plt.figtext(0.6, 0.7, "tμ = {:.3}".format(tmean))
plt.figtext(0.6, 0.65, "tσ = {:.3}".format(tsigma))
plt.figtext(0.6, 0.6, "df = {:.3}".format(tdf))
plt.title("Histogram of DAX daily returns over 2005–2010", weight='bold');
DAX t fit: mean=0.0009649852388805224, scale=0.008832752965674647, df=2.7514125614261165

Let’s simulate random joint stock returns from a joint distribution of fitted-CAC and fitted-DAX according to the distribution parameters estimated above, and plot the results. We need these simulated joint returns to do a Monte Carlo VaR analysis of a stock portfolio composed of CAC and DAX stock.

In [23]:
runs = 5000
fittedCAC = numpy.zeros(runs, float)
fittedDAX = numpy.zeros(runs, float)
for i in range(runs):
    fittedCAC[i] = scipy.stats.t.rvs(loc=0.000478137351981, scale=0.00898201242824, df=2.75557323986)
    fittedDAX[i] = scipy.stats.t.rvs(loc=0.000847802944791, scale=0.00878082895409, df=2.71766905436)
plt.plot(fittedCAC, fittedDAX, 'r.', alpha=0.5)
plt.title("CAC vs DAX returns (simulated, no correlation)", weight='bold');

Problem: our sampling from these fitted random variables doesn’t match the observations from the real markets (scroll up to check the real CAC/DAX scatterplot).

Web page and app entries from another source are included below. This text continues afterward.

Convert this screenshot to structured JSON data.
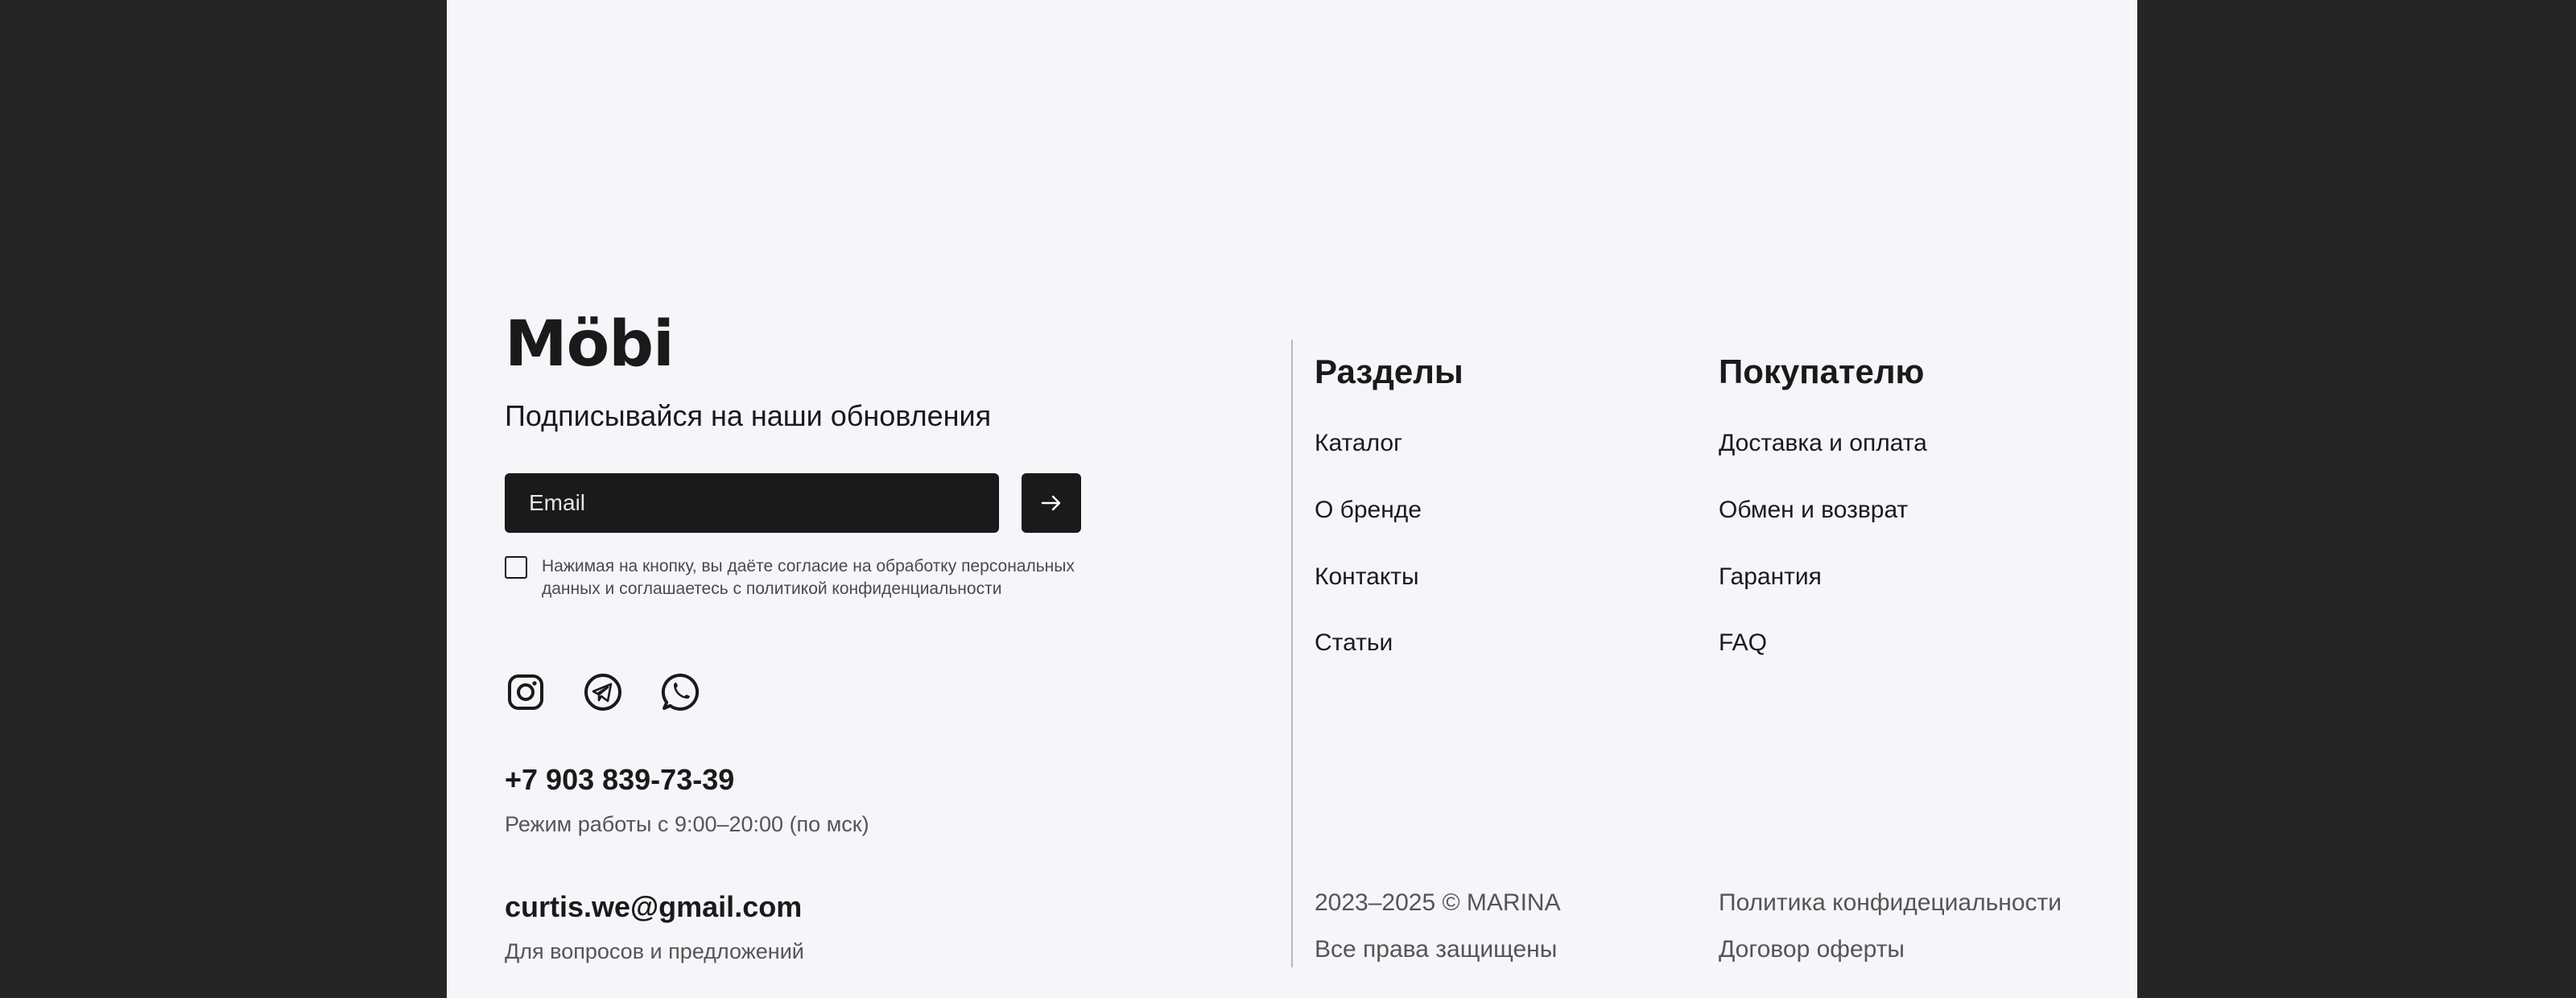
{
  "brand": {
    "logo": "Möbi"
  },
  "subscribe": {
    "title": "Подписывайся на наши обновления",
    "email_placeholder": "Email",
    "consent": "Нажимая на кнопку, вы даёте согласие на обработку персональных данных и соглашаетесь с политикой конфиденциальности"
  },
  "social": [
    "instagram-icon",
    "telegram-icon",
    "whatsapp-icon"
  ],
  "contacts": {
    "phone": "+7 903 839-73-39",
    "hours": "Режим работы с 9:00–20:00 (по мск)",
    "email": "curtis.we@gmail.com",
    "email_note": "Для вопросов и предложений"
  },
  "sections": {
    "title": "Разделы",
    "items": [
      "Каталог",
      "О бренде",
      "Контакты",
      "Статьи"
    ]
  },
  "buyer": {
    "title": "Покупателю",
    "items": [
      "Доставка и оплата",
      "Обмен и возврат",
      "Гарантия",
      "FAQ"
    ]
  },
  "bottom": {
    "copyright": "2023–2025 © MARINA",
    "rights": "Все права защищены",
    "privacy": "Политика конфидециальности",
    "offer": "Договор оферты"
  },
  "colors": {
    "page_bg": "#f5f6fa",
    "outer_bg": "#252525",
    "dark": "#1a1a1a",
    "muted_text": "#555555"
  }
}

We need some way of generating a sample that respects the correlation between the input variables. All is revealed in the next episode on Copula and multivariate dependencies.